Males and females are victims, but boys and girls are abusive in different ways.
For others, the abuse develops over time and grows in intensity. But all are left wondering, How did I miss it? Abuse does not start out looking like abuse. In fact, it usually takes the shape of an ideal romance. A showering of attention when the relationship starts. Romantic cards, lavish gifts, and unexpected visits. In the early phases of a relationship, who does not want to be pursued?
Is This Abuse?
Dating abuse is a pattern of destructive behaviors used to exert power and control over a dating partner. It just recognizes that dating violence usually involves a series of abusive behaviors over a course of time. Because relationships exist on a spectrum, it can be hard to tell when a behavior crosses the line from healthy to unhealthy or even abusive.
More useful than a list of obvious red flags are guidelines based on very early warning signs of a potentially abusive relationship, signs that are.
Seeing your teen off on a date can make you nervous. But parents also must think about a very frightening topic—teen dating violence. Teen dating violence is worrisome. But it’s not inevitable. You and your teen can avoid possibly unsafe situations and reduce the risk for problems. Abuse is defined by the National Domestic Violence Hotline as a pattern of forced control that one person uses over another. Battering is behavior that physically harms, causes fear, or prevents a partner from doing what they want to do.

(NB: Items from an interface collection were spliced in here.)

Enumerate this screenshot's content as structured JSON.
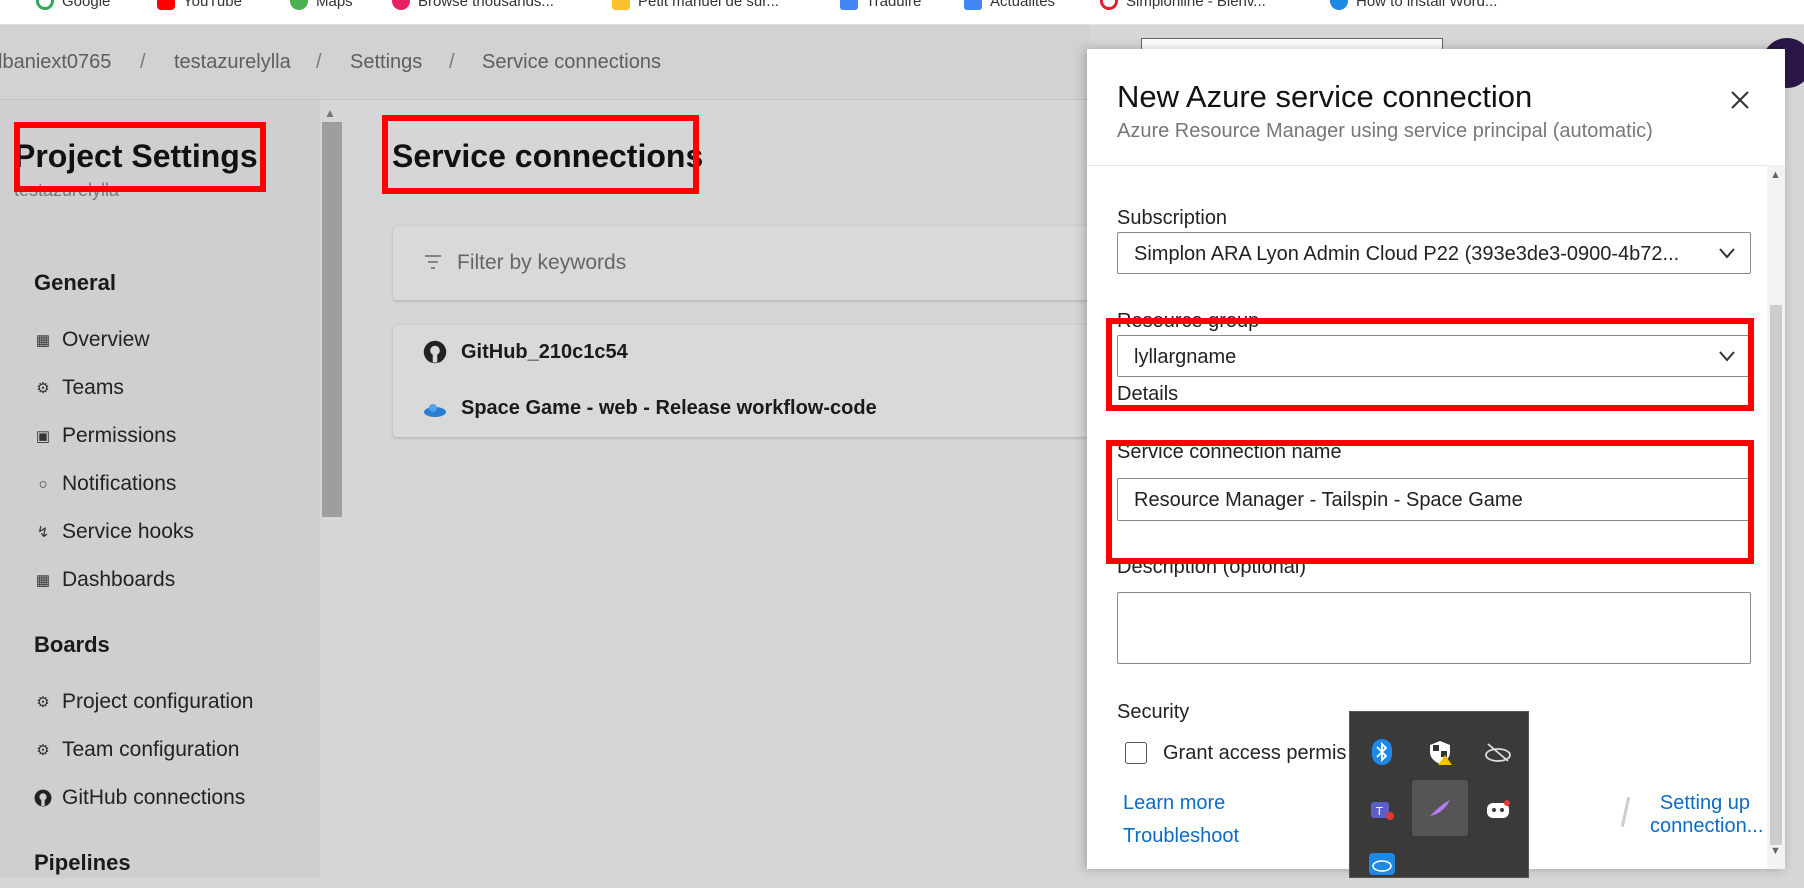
{
  "bookmarks": [
    {
      "label": "Google",
      "color": "#34a853"
    },
    {
      "label": "YouTube",
      "color": "#ff0000"
    },
    {
      "label": "Maps",
      "color": "#4caf50"
    },
    {
      "label": "Browse thousands...",
      "color": "#e91e63"
    },
    {
      "label": "Petit manuel de sur...",
      "color": "#fbc02d"
    },
    {
      "label": "Traduire",
      "color": "#4285f4"
    },
    {
      "label": "Actualités",
      "color": "#4285f4"
    },
    {
      "label": "Simplonline - Bienv...",
      "color": "#e0202f"
    },
    {
      "label": "How to install Word...",
      "color": "#1e88e5"
    }
  ],
  "breadcrumb": {
    "items": [
      "lbaniext0765",
      "testazurelylla",
      "Settings",
      "Service connections"
    ],
    "separator": "/"
  },
  "nav": {
    "title": "Project Settings",
    "subtitle": "testazurelylla",
    "sections": {
      "general": "General",
      "boards": "Boards",
      "pipelines": "Pipelines"
    },
    "general_items": [
      {
        "label": "Overview",
        "icon": "overview-icon"
      },
      {
        "label": "Teams",
        "icon": "teams-icon"
      },
      {
        "label": "Permissions",
        "icon": "lock-icon"
      },
      {
        "label": "Notifications",
        "icon": "chat-icon"
      },
      {
        "label": "Service hooks",
        "icon": "hook-icon"
      },
      {
        "label": "Dashboards",
        "icon": "dashboard-icon"
      }
    ],
    "boards_items": [
      {
        "label": "Project configuration",
        "icon": "config-icon"
      },
      {
        "label": "Team configuration",
        "icon": "team-config-icon"
      },
      {
        "label": "GitHub connections",
        "icon": "github-icon"
      }
    ]
  },
  "main": {
    "title": "Service connections",
    "filter_placeholder": "Filter by keywords",
    "connections": [
      {
        "name": "GitHub_210c1c54",
        "icon": "github-icon"
      },
      {
        "name": "Space Game - web - Release workflow-code",
        "icon": "azure-cloud-icon"
      }
    ]
  },
  "panel": {
    "title": "New Azure service connection",
    "subtitle": "Azure Resource Manager using service principal (automatic)",
    "subscription_label": "Subscription",
    "subscription_value": "Simplon ARA Lyon Admin Cloud P22 (393e3de3-0900-4b72...",
    "resource_group_label": "Resource group",
    "resource_group_value": "lyllargname",
    "details_label": "Details",
    "service_connection_name_label": "Service connection name",
    "service_connection_name_value": "Resource Manager - Tailspin - Space Game",
    "description_label": "Description (optional)",
    "description_value": "",
    "security_label": "Security",
    "grant_access_label": "Grant access permis",
    "learn_more": "Learn more",
    "troubleshoot": "Troubleshoot",
    "setting_up_line1": "Setting up",
    "setting_up_line2": "connection..."
  },
  "tray_icons": [
    "bluetooth-icon",
    "security-warning-icon",
    "cloud-offline-icon",
    "teams-notification-icon",
    "feather-icon",
    "discord-icon",
    "onedrive-icon"
  ],
  "colors": {
    "highlight": "#ff0000",
    "link": "#0a6cc7",
    "tray_bg": "#3a3a3a"
  }
}
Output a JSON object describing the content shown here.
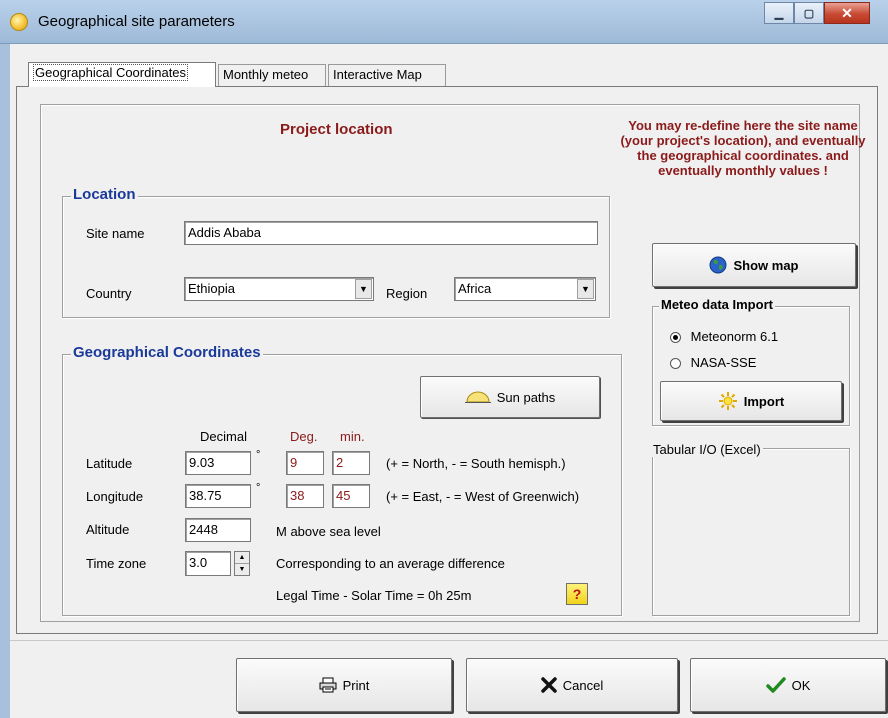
{
  "window": {
    "title": "Geographical site parameters",
    "min": "▁",
    "max": "▢",
    "close": "✕"
  },
  "tabs": [
    {
      "label": "Geographical Coordinates",
      "active": true
    },
    {
      "label": "Monthly meteo",
      "active": false
    },
    {
      "label": "Interactive Map",
      "active": false
    }
  ],
  "project_location": "Project location",
  "info_text": "You may re-define here the site name (your project's location),  and eventually the geographical coordinates. and eventually monthly values !",
  "location": {
    "group_title": "Location",
    "site_name_label": "Site name",
    "site_name": "Addis Ababa",
    "country_label": "Country",
    "country": "Ethiopia",
    "region_label": "Region",
    "region": "Africa"
  },
  "geo": {
    "group_title": "Geographical Coordinates",
    "sun_paths": "Sun paths",
    "decimal_header": "Decimal",
    "deg_header": "Deg.",
    "min_header": "min.",
    "latitude_label": "Latitude",
    "latitude": "9.03",
    "lat_deg": "9",
    "lat_min": "2",
    "lat_note": "(+ = North,  - = South hemisph.)",
    "longitude_label": "Longitude",
    "longitude": "38.75",
    "lon_deg": "38",
    "lon_min": "45",
    "lon_note": "(+ = East, - = West of Greenwich)",
    "degree_mark": "°",
    "altitude_label": "Altitude",
    "altitude": "2448",
    "altitude_unit": "M above sea level",
    "timezone_label": "Time zone",
    "timezone": "3.0",
    "timezone_note": "Corresponding to an average difference",
    "legal_time": "Legal Time - Solar Time =   0h 25m",
    "help": "?"
  },
  "show_map": "Show map",
  "meteo_import": {
    "group_title": "Meteo data Import",
    "options": [
      "Meteonorm 6.1",
      "NASA-SSE"
    ],
    "selected": 0,
    "import_button": "Import"
  },
  "tabular": {
    "group_title": "Tabular I/O (Excel)"
  },
  "footer": {
    "print": "Print",
    "cancel": "Cancel",
    "ok": "OK"
  },
  "colors": {
    "title_red": "#8b1a1a",
    "group_blue": "#1a3a9a"
  }
}
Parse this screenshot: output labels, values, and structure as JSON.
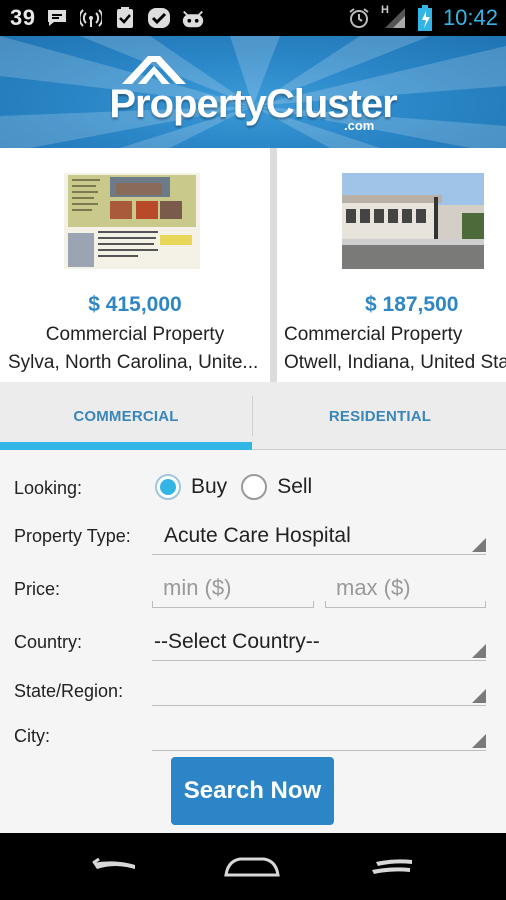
{
  "status_bar": {
    "left_number": "39",
    "time": "10:42",
    "left_icons": [
      "chat-icon",
      "wireless-icon",
      "clipboard-check-icon",
      "check-badge-icon",
      "robot-icon"
    ],
    "right_icons": [
      "alarm-icon",
      "signal-icon",
      "battery-icon"
    ],
    "network_label": "H"
  },
  "header": {
    "logo_text": "PropertyCluster",
    "logo_suffix": ".com",
    "brand_color": "#2b87c8"
  },
  "listings": [
    {
      "price": "$ 415,000",
      "type": "Commercial Property",
      "location": "Sylva, North Carolina, Unite...",
      "thumb_icon": "flyer-image"
    },
    {
      "price": "$ 187,500",
      "type": "Commercial Property",
      "location": "Otwell, Indiana, United Sta",
      "thumb_icon": "building-photo"
    }
  ],
  "tabs": [
    {
      "label": "COMMERCIAL",
      "active": true
    },
    {
      "label": "RESIDENTIAL",
      "active": false
    }
  ],
  "form": {
    "looking_label": "Looking:",
    "radio_options": [
      {
        "label": "Buy",
        "checked": true
      },
      {
        "label": "Sell",
        "checked": false
      }
    ],
    "property_type_label": "Property Type:",
    "property_type_value": "Acute Care Hospital",
    "price_label": "Price:",
    "price_min_placeholder": "min ($)",
    "price_max_placeholder": "max ($)",
    "country_label": "Country:",
    "country_value": "--Select Country--",
    "state_label": "State/Region:",
    "state_value": "",
    "city_label": "City:",
    "city_value": "",
    "search_button": "Search Now"
  },
  "colors": {
    "accent": "#33b5e5",
    "price": "#2e86c4",
    "tab_text": "#3a86b8",
    "button": "#2b85c6"
  },
  "nav_bar": {
    "buttons": [
      "back-icon",
      "home-icon",
      "recent-apps-icon"
    ]
  }
}
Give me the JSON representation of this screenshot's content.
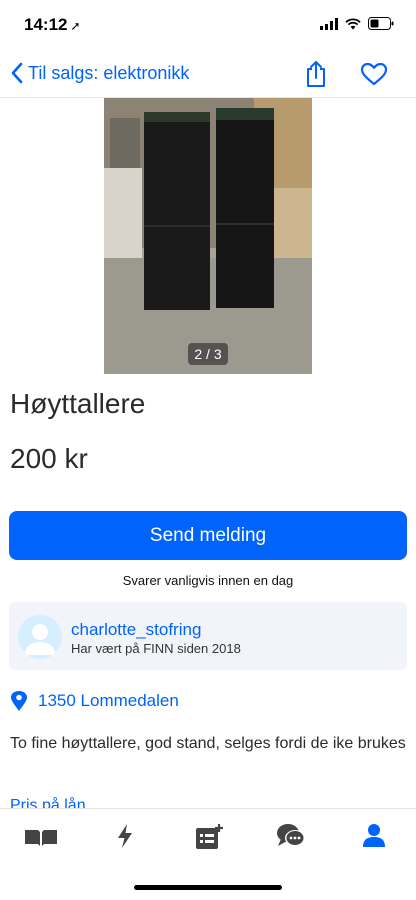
{
  "status_bar": {
    "time": "14:12",
    "location_arrow": "location-arrow-icon",
    "icons": [
      "signal-bars-icon",
      "wifi-icon",
      "battery-icon"
    ]
  },
  "nav": {
    "back_label": "Til salgs: elektronikk",
    "back_icon": "chevron-left-icon",
    "share_icon": "share-icon",
    "favorite_icon": "heart-outline-icon"
  },
  "listing": {
    "image_counter": "2 / 3",
    "title": "Høyttallere",
    "price": "200 kr",
    "description": "To fine høyttallere, god stand, selges fordi de ike brukes",
    "loan_link": "Pris på lån"
  },
  "contact": {
    "send_button": "Send melding",
    "reply_note": "Svarer vanligvis innen en dag"
  },
  "seller": {
    "name": "charlotte_stofring",
    "since": "Har vært på FINN siden 2018"
  },
  "location": {
    "text": "1350 Lommedalen",
    "icon": "map-pin-icon"
  },
  "tab_bar": {
    "items": [
      {
        "icon": "book-icon",
        "active": false
      },
      {
        "icon": "lightning-icon",
        "active": false
      },
      {
        "icon": "new-ad-icon",
        "active": false
      },
      {
        "icon": "messages-icon",
        "active": false
      },
      {
        "icon": "profile-icon",
        "active": true
      }
    ]
  },
  "colors": {
    "accent": "#0063fb",
    "seller_box_bg": "#f1f4f9",
    "tab_inactive": "#444444",
    "tab_active": "#0063fb"
  }
}
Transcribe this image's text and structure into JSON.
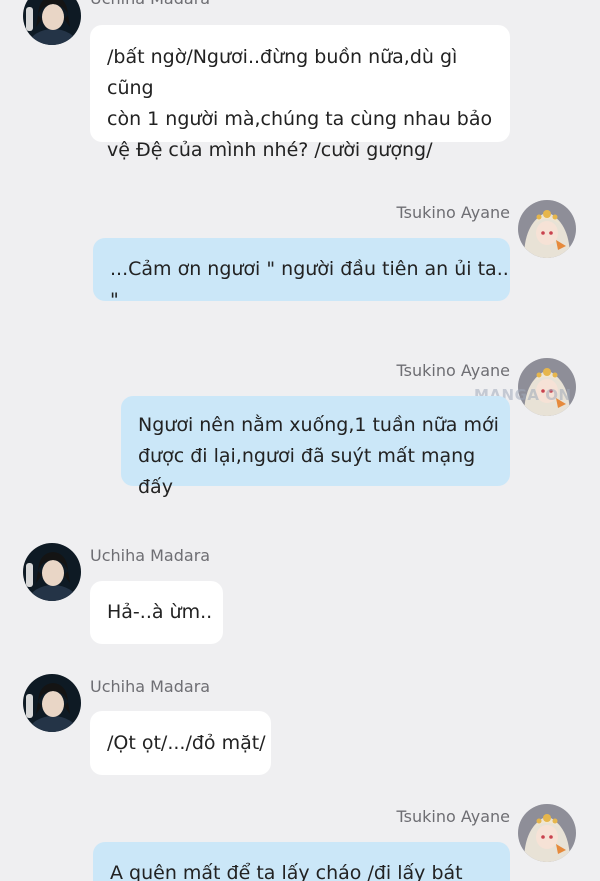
{
  "messages": [
    {
      "sender": "Uchiha Madara",
      "text": "/bất ngờ/Ngươi..đừng buồn nữa,dù gì cũng\ncòn 1 người mà,chúng ta cùng nhau bảo\nvệ Đệ của mình nhé? /cười gượng/"
    },
    {
      "sender": "Tsukino Ayane",
      "text": "...Cảm ơn ngươi \" người đầu tiên an ủi ta.. \""
    },
    {
      "sender": "Tsukino Ayane",
      "text": "Ngươi nên nằm xuống,1 tuần nữa mới\nđược đi lại,ngươi đã suýt mất mạng đấy"
    },
    {
      "sender": "Uchiha Madara",
      "text": "Hả-..à ừm.."
    },
    {
      "sender": "Uchiha Madara",
      "text": "/Ọt ọt/.../đỏ mặt/"
    },
    {
      "sender": "Tsukino Ayane",
      "text": "A quên mất để ta lấy cháo /đi lấy bát cháo/"
    }
  ],
  "colors": {
    "background": "#efeff1",
    "incoming_bubble": "#ffffff",
    "outgoing_bubble": "#cbe7f8",
    "name_text": "#6e6e73"
  },
  "watermark": "MANGA  ON"
}
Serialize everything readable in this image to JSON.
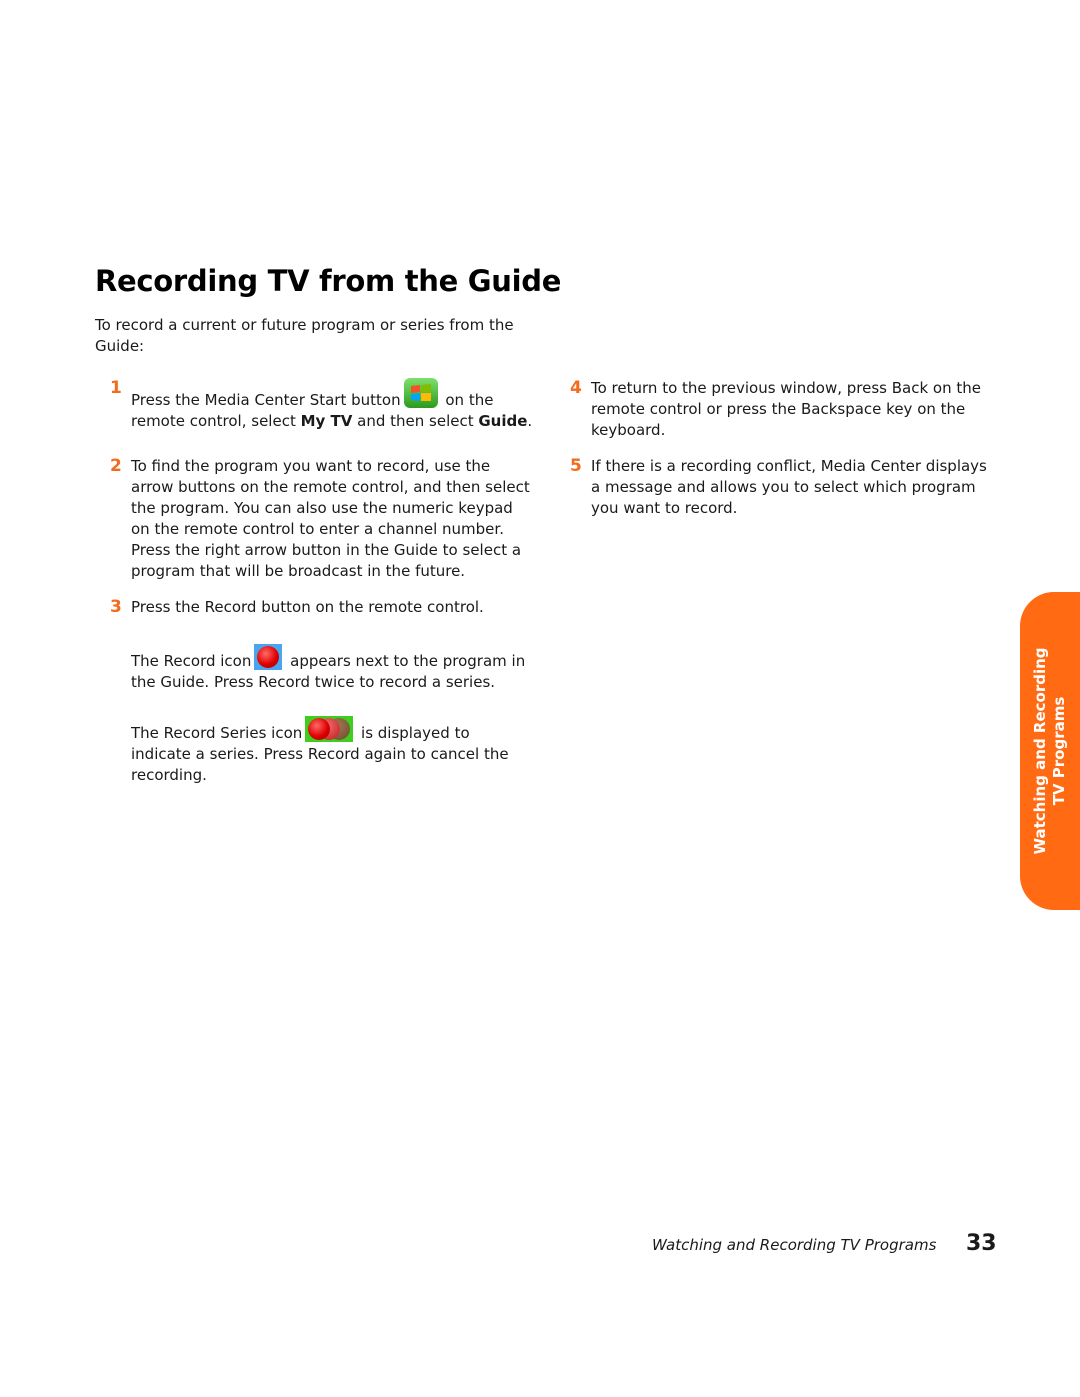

It also forces a person to behave in ways he or she does not want. Battering also includes the use of:. The pattern often begins with criticisms and demands from one partner.